Paul’s new friend Rueben directed us to Walmart around the corner; we had half an hour before the appointed hour of the graveside service, the day after Mother’s Day. A kind saleswoman said there weren’t any flowers left and as we walked away dejected, she called us back. “Look in the shopping cart over there where there should be some leftovers. We thanked her, selected six roses and left.

Once more , we waited next to the fence silent in the rented car, the wilted roses, three red-three pink, between us. A shiny black hearse pulled up; Paul got out of the car and around to open my door, and steered me up and out.
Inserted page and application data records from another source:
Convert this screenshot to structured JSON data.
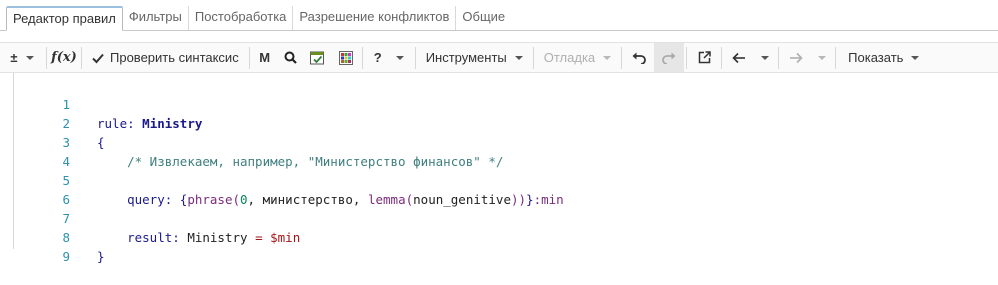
{
  "tabs": [
    {
      "label": "Редактор правил",
      "active": true
    },
    {
      "label": "Фильтры"
    },
    {
      "label": "Постобработка"
    },
    {
      "label": "Разрешение конфликтов"
    },
    {
      "label": "Общие"
    }
  ],
  "toolbar": {
    "plusminus_label": "±",
    "fx_label": "f(x)",
    "check_syntax_label": "Проверить синтаксис",
    "m_label": "M",
    "help_label": "?",
    "tools_label": "Инструменты",
    "debug_label": "Отладка",
    "show_label": "Показать"
  },
  "editor": {
    "line_numbers": [
      "1",
      "2",
      "3",
      "4",
      "5",
      "6",
      "7",
      "8",
      "9"
    ],
    "lines": {
      "l1_kw": "rule:",
      "l1_name": "Ministry",
      "l2_brace": "{",
      "l3_comment": "/* Извлекаем, например, \"Министерство финансов\" */",
      "l5_kw": "query:",
      "l5_brace_open": "{",
      "l5_fn": "phrase",
      "l5_paren_open": "(",
      "l5_num": "0",
      "l5_comma1": ", министерство, ",
      "l5_fn2": "lemma",
      "l5_paren2_open": "(",
      "l5_arg": "noun_genitive",
      "l5_close": "))",
      "l5_brace_close": "}",
      "l5_suffix": ":min",
      "l7_kw": "result:",
      "l7_name": "Ministry",
      "l7_eq": " = ",
      "l7_var": "$min",
      "l8_brace": "}"
    }
  }
}
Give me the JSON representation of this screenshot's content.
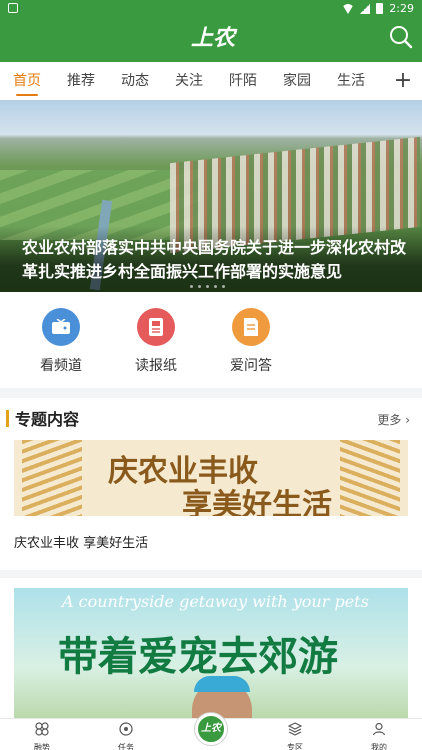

I was dressed in a black pants suit, my son wore his only dark suit and we stood there with our six flowers at a cemetery in Chicago on a cold spring morning.  The back of the hearse opened; a somber man dressed in black, pulled along a polished wooden box balanced on rollers onto the tailgate. Paul edged me forward; the limousine transporting the family hadn’t arrived yet. On this brisk windy morning, we were there to greet my father who lived to be ninety four and I murmured to Paul, “No matter how old, you never want to let them go.”

The driver moved aside and we approached, my son and I. I reached out to touch the coffin. My hand flattened on the box and in a quavery voice, I sang the song Pop and I had sung together for ten years, mostly by long distance. I would sing one line, he the next; a silly song about a goat he taught me when I was a child. We never had a real conversation but we had our song. It never failed to make us laugh, and in the long run, that’s more than good enough.

Enjoy more snippets

http://www.weriwa.com/

Thanks for sharing my memoirs. Love, Charmaine